christine: we can talk about this nexus at IETF

Mike_O_Neill: don't know all the detail, but the problem with HTTPS seems to be scaling...

… lots of http urls out there, how to you convert

… mixed content breaks many UAs

<npdoty> I've certainly struggled with implementations because of mixed content restrictions

<wseltzer> [incidentally, WebAppSec has a draft coming out today on "upgrade insecure requests": http://www.w3.org/TR/2015/WD-upgrade-insecure-requests-20150226/ ]

… https is based on PKI such that you have to trust that the keys you are getting are not bad

… another problem is that if you have a secure context, you don't have a transparent set of relationships

<tara_> (Need to drop off phone but will be on irc...)

<tara_> Things are quiet since scribe departed.

<Mike_O_Neill> where is that?

<wseltzer> IETF is in Dallas in mid-March

<christine> Thank you all. Details about next call on email.

<npdoty> trackbot, end meeting

<tara_> Thanks, all!

<wseltzer> Mike_O_Neill, have you looked into some of WebAppSec's recent work on mixed content?

Summary of Action Items

[End of minutes]

Minutes formatted by David Booth's scribe.perl version 1.140 (CVS log)
$Date: 2015-02-26 18:02:04 $

Scribe.perl diagnostic output

[Delete this section before finalizing the minutes.]
This is scribe.perl Revision: 1.140  of Date: 2014-11-06 18:16:30  
Check for newer version at http://dev.w3.org/cvsweb/~checkout~/2002/scribe/

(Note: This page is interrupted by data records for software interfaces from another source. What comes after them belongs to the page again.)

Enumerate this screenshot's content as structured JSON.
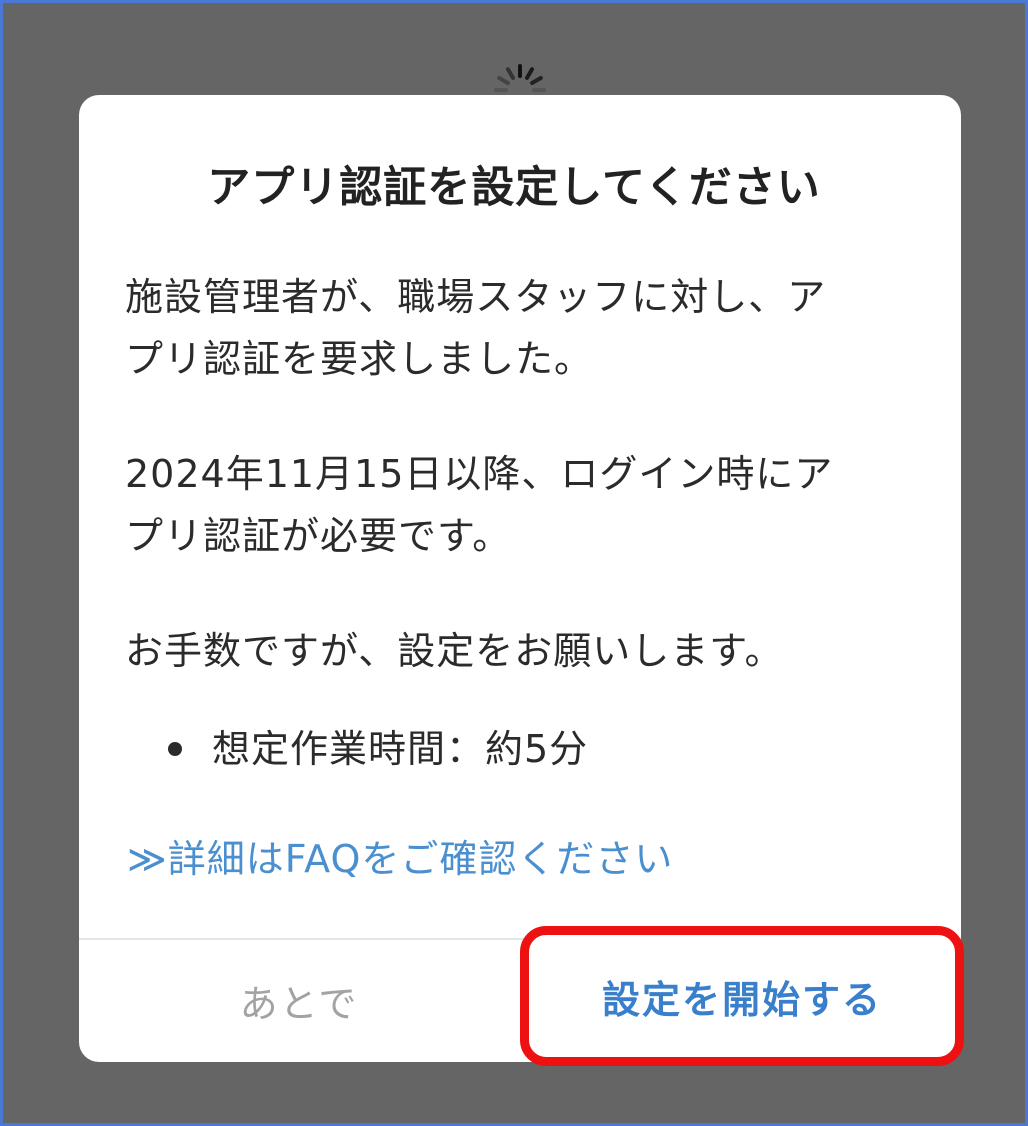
{
  "dialog": {
    "title": "アプリ認証を設定してください",
    "paragraph1_line1": "施設管理者が、職場スタッフに対し、ア",
    "paragraph1_line2": "プリ認証を要求しました。",
    "paragraph2_line1": "2024年11月15日以降、ログイン時にア",
    "paragraph2_line2": "プリ認証が必要です。",
    "paragraph3": "お手数ですが、設定をお願いします。",
    "bullet": "想定作業時間：約5分",
    "faq_link": "≫詳細はFAQをご確認ください",
    "later_button": "あとで",
    "start_button": "設定を開始する"
  },
  "colors": {
    "overlay": "#656565",
    "frame_border": "#4a78d4",
    "link": "#4a8fd0",
    "primary_button_text": "#3a7fcc",
    "highlight_border": "#ee1111",
    "secondary_button_text": "#a3a3a3"
  },
  "icons": {
    "loading": "spinner-icon",
    "bullet": "bullet-dot-icon"
  }
}
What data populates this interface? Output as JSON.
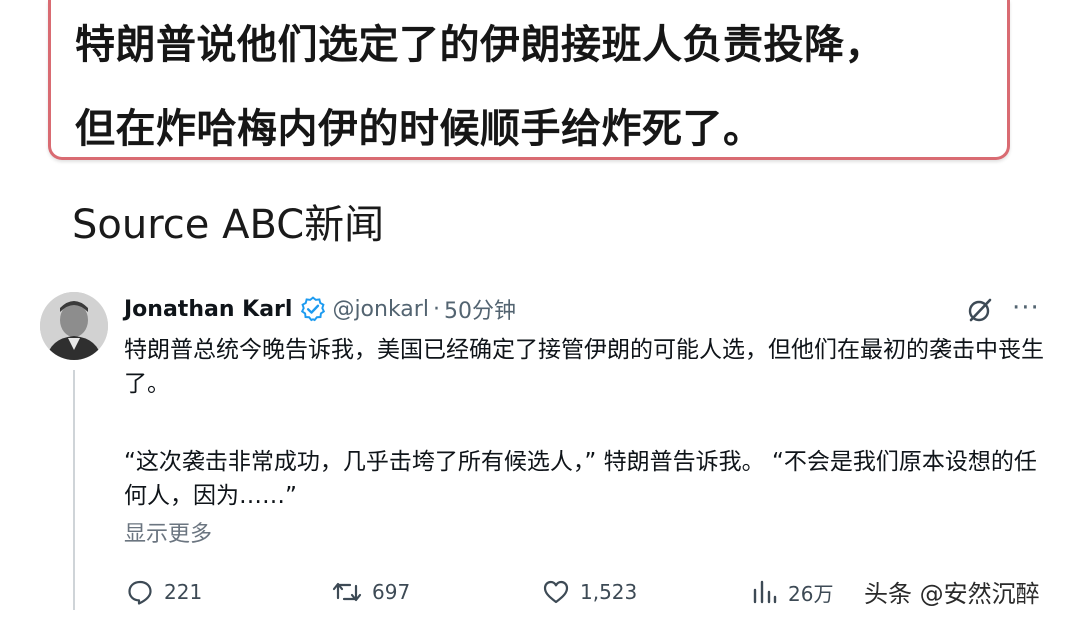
{
  "caption": {
    "line1": "特朗普说他们选定了的伊朗接班人负责投降，",
    "line2": "但在炸哈梅内伊的时候顺手给炸死了。"
  },
  "source": "Source ABC新闻",
  "tweet": {
    "author": "Jonathan Karl",
    "handle": "@jonkarl",
    "separator": "·",
    "time": "50分钟",
    "paragraph1": "特朗普总统今晚告诉我，美国已经确定了接管伊朗的可能人选，但他们在最初的袭击中丧生了。",
    "paragraph2": "“这次袭击非常成功，几乎击垮了所有候选人，” 特朗普告诉我。 “不会是我们原本设想的任何人，因为……”",
    "show_more": "显示更多",
    "more_menu": "···",
    "actions": {
      "replies": "221",
      "reposts": "697",
      "likes": "1,523",
      "views": "26万"
    }
  },
  "watermark": "头条 @安然沉醉",
  "colors": {
    "caption_border": "#d96b72",
    "verified": "#1d9bf0",
    "secondary_text": "#536471"
  }
}
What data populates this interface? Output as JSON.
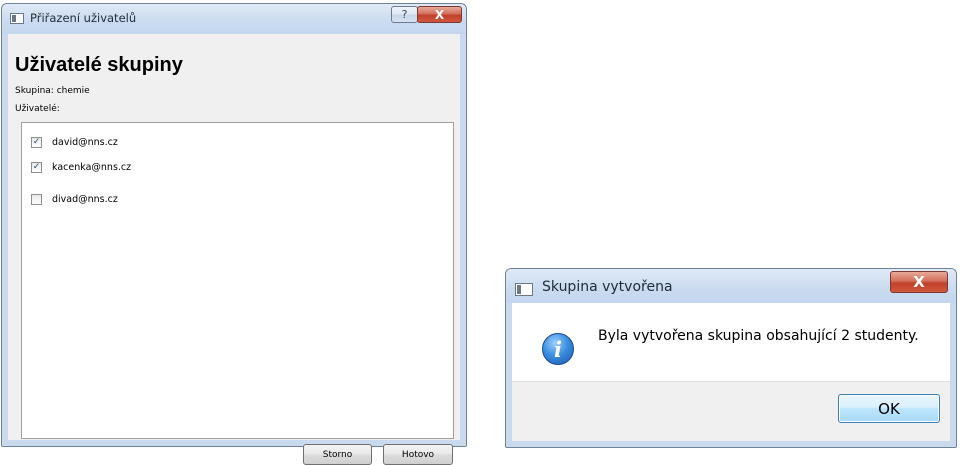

Guessing input format: RRSAgent_Text_Format (score 1.00)

Succeeded: s/xxxx/Data on the Web/
Succeeded: s/PMD/PBM/
Succeeded: s/dsigner/dsinger/
Succeeded: s/dfifferent/different/
Succeeded: s/segretation/segregation/
Succeeded: s/christing/christine/
Succeeded: s/?me thanks Nick//
Succeeded: s/being able/not being able/
Found ScribeNick: JoeHallCDT
Inferring Scribes: JoeHallCDT
Default Present: npdoty, christine, tara, Wendy, Kepeng, Katie_Haritos-Shea, Charles, karen_oDonoghue, Mike_O_Neill, dsinger, +1.202.407.aaaa, JoeHall, chaals, HadleyBeeman, terri, fjh
Present: npdoty christine tara Wendy Kepeng Katie_Haritos-Shea Charles karen_oDonoghue Mike_O_Neill dsinger +1.202.407.aaaa JoeHall chaals HadleyBeeman terri fjh

WARNING: No meeting chair found!
You should specify the meeting chair like this:
<dbooth> Chair: dbooth

Found Date: 26 Feb 2015
Guessing minutes URL: http://www.w3.org/2015/02/26-privacy-minutes.html
People with action items: 

WARNING: Input appears to use implicit continuation lines.
You may need the "-implicitContinuations" option.


[End of scribe.perl diagnostic output]